+++ Data +++
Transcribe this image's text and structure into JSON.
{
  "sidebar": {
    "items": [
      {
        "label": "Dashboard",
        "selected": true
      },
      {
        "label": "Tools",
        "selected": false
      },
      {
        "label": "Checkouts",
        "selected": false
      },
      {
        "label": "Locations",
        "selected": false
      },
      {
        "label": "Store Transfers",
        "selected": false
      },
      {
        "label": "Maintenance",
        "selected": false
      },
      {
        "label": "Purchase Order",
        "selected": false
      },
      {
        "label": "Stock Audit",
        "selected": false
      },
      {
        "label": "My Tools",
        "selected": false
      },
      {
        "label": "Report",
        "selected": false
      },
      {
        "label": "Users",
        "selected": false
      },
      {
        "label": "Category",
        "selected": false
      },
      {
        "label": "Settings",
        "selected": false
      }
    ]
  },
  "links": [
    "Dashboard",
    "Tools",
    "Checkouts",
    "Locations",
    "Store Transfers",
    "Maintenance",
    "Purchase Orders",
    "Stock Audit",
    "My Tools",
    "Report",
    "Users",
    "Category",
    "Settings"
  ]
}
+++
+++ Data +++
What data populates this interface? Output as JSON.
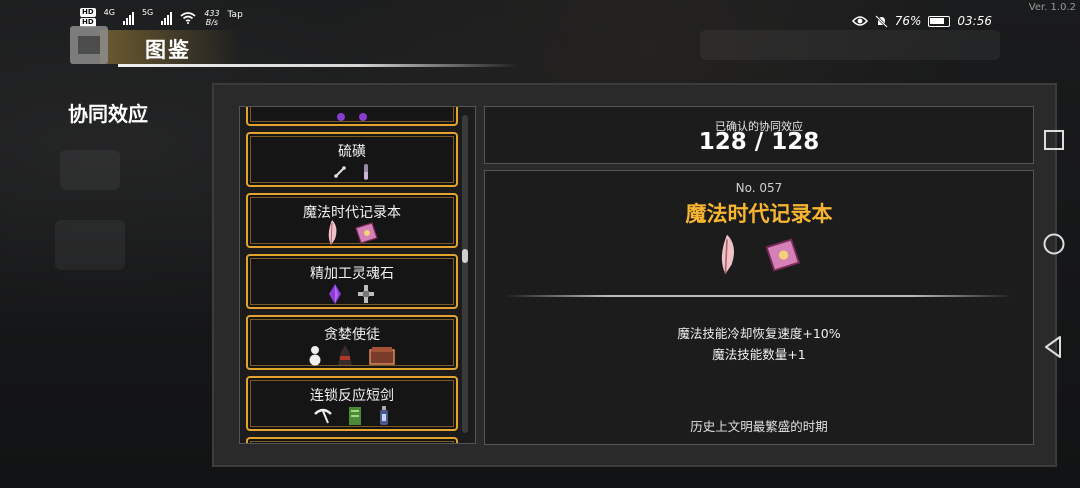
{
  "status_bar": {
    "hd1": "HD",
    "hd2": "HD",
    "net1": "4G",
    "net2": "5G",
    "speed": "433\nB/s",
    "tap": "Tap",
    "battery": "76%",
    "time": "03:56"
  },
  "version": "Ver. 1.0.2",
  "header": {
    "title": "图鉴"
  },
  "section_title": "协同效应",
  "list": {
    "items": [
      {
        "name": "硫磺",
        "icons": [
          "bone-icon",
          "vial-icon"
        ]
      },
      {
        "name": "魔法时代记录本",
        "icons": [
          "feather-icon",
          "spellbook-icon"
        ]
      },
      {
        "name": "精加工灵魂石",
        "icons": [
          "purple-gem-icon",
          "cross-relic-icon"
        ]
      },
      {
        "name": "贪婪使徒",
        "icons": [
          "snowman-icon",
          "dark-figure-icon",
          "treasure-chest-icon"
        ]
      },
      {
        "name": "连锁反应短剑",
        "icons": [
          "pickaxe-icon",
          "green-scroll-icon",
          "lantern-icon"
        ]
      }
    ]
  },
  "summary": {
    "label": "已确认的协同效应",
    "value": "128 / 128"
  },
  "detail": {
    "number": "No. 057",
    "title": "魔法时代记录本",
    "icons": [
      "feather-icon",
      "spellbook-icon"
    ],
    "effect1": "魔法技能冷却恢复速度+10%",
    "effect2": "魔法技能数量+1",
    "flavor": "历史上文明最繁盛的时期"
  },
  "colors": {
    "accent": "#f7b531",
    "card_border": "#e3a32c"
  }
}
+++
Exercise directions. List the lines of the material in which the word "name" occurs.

Written answer.
        "name": "硫磺",
        "name": "魔法时代记录本",
        "name": "精加工灵魂石",
        "name": "贪婪使徒",
        "name": "连锁反应短剑",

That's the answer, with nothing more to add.